The overall smart city management system uses the real time information to enhance the quality of their residents’ life and helps in increasing energy conservation by reducing energy consumption and motivating consumers to use the energy effectively by highlighting the areas of energy consumption that can be avoided; improving public safety by video monitoring systems and video analytics software; smart street lighting, the intensity of which can be increased at a desired time with the help of motion sensors depending on the presence of a moving person or automobile, people waiting at the bus stop to let the bus driver know from a faraway distance that he/she has to stop the bus at that very bus stop; smart parking services to let the drivers know about the available parking slots and remotely opening and closing of garage doors; smart toilet seats for health and hygienic concerns with features such as anti-bacterial seats, UV sterilization, instant and constant water heating with hygienic fresh water along with healthy feminine cleaning and standard PP cotton filter to filter out impurities such as dirt, worms, sand, rust etc. and IoT in Healthcare has intelligent connected devices to monitor (remotely as well) the activities of the patient and when there is irregularity in their pattern, it alerts the system of the deteriorating of the patient’s condition or indicates an awaiting disease while maintaining the overall readings and status of the vitals of the patient.

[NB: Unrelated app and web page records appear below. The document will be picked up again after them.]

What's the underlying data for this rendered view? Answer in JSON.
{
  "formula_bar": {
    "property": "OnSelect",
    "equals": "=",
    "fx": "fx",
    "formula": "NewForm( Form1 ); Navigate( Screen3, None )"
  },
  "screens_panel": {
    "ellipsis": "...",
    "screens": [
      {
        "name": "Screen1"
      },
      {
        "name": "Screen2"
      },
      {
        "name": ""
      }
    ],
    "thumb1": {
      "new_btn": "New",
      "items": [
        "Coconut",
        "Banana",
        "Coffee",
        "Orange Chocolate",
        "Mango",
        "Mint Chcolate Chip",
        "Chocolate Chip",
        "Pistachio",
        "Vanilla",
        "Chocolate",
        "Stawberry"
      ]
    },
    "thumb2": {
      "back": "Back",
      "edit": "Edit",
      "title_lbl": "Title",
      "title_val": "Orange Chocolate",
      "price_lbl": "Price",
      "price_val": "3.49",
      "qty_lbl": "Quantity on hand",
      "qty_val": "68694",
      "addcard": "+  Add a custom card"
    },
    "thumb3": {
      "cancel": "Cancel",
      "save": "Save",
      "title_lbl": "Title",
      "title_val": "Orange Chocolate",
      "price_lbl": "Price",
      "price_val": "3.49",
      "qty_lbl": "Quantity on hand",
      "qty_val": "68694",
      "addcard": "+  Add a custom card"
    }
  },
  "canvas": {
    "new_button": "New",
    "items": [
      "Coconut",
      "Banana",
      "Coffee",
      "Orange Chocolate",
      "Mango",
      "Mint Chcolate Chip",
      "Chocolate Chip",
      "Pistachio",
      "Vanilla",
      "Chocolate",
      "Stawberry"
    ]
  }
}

Hence, to sum up the overall IoT in all these sectors, we can conclude that it improves the overall energy efficiency, personal cleanliness, saves time, reduces traffic congestion and pollution, helps in waste management, makes the areas less prone to disasters and enhances public safety and services by using the real-time analysis of the data received over the internet. Despite the security concerns related to hacking of personal data and internet malfunction, we can expect ourselves to be living in one of these cities in a few years down the lane, or at least be able to afford some part of this technology!
Kevin Ashton, the man behind the term, “internet of things”, defined IoT in a simple quote, “If we had computers that knew everything there was to know about things—using data they gathered without any help from us—we would be able to track and count everything, and greatly reduce waste, loss and cost. We would know when things needed replacing, repairing or recalling, and whether they were fresh or past their best.”